This article originally appeared in The Nation.
“It’s not your fault.”
That’s the first thing they tell survivors of abuse.
As counselors, it is the very message that they need to hammer (for the lack of a better word) into their clients. It is the first idea that victims need to grasp when they want to heal. It is the first line of thought that they need to start accepting – because being abused, being harassed, being exploited – they all leave you with a sense of shame and humiliation. They leave you feeling less of a human being. They leave you feeling with a burden, a blackening of your soul, as if you are not ‘pure’ anymore.
Is there little wonder, hence, that women survivors of abuse rarely come forward with their stories? Is it a mystery why so few women choose to speak out against the kind of problems they have to face – from childhood till death – in a society such as ours?
Being a woman is not easy. I can’t say that enough times. I can’t emphasize that enough. I can’t talk about it enough. It is not easy being told that my brain is of a lesser value. It is not easy being told that I deserve much less than a male counterpart. It is not easy being told that my clothes are responsible for a man’s leering eye. It is not easy hearing about my own gender being the prime target of all violence occurring inside houses and at the workplace. It is not easy learning to find your voice, learning to gain confidence in that voice and learning to speak out without the fear of someone threatening to rape you.
That is why it was increasingly horrendous to watch an event take place live on television yesterday. At a Pakistan Tehreek e Insaf gathering at Charing Cross, Lahore, a female anchor was harassed on live television. Sana Mirza , a news anchor at Geo Network Television, was reporting from the scenes atop a DSNG van and PTI workers/attendees chanted hate slogans against the network and then, personally at her. Shouts ranged from abuses, slogans and finally hitting her with an empty water bottle after which she could no longer control her tears and broke down on international television.
I couldn’t believe my eyes.
And unfortunately for me, for her, for many other women across our country, that was not the end of the misogynistic hate spiral that we would be witness to for the rest of the news cycle.
Mirza garnered support from many of her fans and even some Insafians on social media but it was no less than terrifying to see many a party leader justifying the attack as a ‘result of the anger against Geo’ (Imran Khan) and that ‘harassment is a normal occurrence at such rallies, it’s not the end of the world!’ (Mahmood ur Rasheed) and ‘merely a reaction’ (Asad Umar) and, my personal favorite, ‘Geo should not be sending women to cover these rallies’ (ARY anchor, Iqrar ul Hassan).
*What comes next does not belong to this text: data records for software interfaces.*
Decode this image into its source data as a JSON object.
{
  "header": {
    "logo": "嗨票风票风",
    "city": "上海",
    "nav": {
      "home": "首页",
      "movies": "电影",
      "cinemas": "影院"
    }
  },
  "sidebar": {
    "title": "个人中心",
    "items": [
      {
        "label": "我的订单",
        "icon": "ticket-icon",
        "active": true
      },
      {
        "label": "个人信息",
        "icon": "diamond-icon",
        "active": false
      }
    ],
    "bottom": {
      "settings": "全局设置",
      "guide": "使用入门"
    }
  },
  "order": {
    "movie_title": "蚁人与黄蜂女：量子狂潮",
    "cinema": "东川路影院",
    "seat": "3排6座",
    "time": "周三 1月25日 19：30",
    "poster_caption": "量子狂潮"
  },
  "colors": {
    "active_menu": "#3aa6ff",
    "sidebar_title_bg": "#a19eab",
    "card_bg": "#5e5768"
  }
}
So basically, Sana Mirza (and many others like her viz. Farhat Javed, Maria Memon and Umaima Malik who were targeted by PTI crowds) got what she deserved and so did every other female (or even some of the male anchors at Geo) who were pelted with sticks and stones and countless other words, live and on social media.
While Geo is at the top hit-list for Pakistan Tehreek-e-Insaf, other female anchorpersons have not been safe from these harassment cases as well. Asma Sherazi, Gharida Farooqi and other female anchors also reported major harassment by PTI crowds. The behavior went so far as harassing even the female PTI workers within the rally. One asks – is there no end to the madness?
No matter what these differences may be between political parties or media houses, no one gives them the right to attack or justify the attacks on women in the media. Freedom of press is a substantial part of a democracy and if Imran Khan or any other party wants to prove how ‘pro-democracy’ it is, it must prove so by taking unequivocal stances against the atrocious behavior by its workers – rather than coming up with half-hearted, ill-worded, victim-blaming statements that we have seen so far.
“Men are afraid women will laugh at them. Women are afraid men will kill them,” Margaret Atwood.
What happened with Sana Mirza and many others like her is not merely a significant political turning point for PTI but also a feminist and human rights’ issue. And sure, some say ‘feminism’ and ‘equal rights’ movements don’t apply to societies like ours. Fine, I’ll give you a margin for error. Maybe cultural relativism may have its choice merits while comparing gender normative rules. But does this mean we give carte blanch to the men in our society to mistreat women just because some white woman in America wrote about feminism? Does this mean the argument of ‘women are just as human as men’ holds no merit? Call it feminism, don’t call it feminism, call it Islam, call it democracy, call it secularism, call it whatever you want. But call on it. Speak out on it. Believe in the equality of human beings.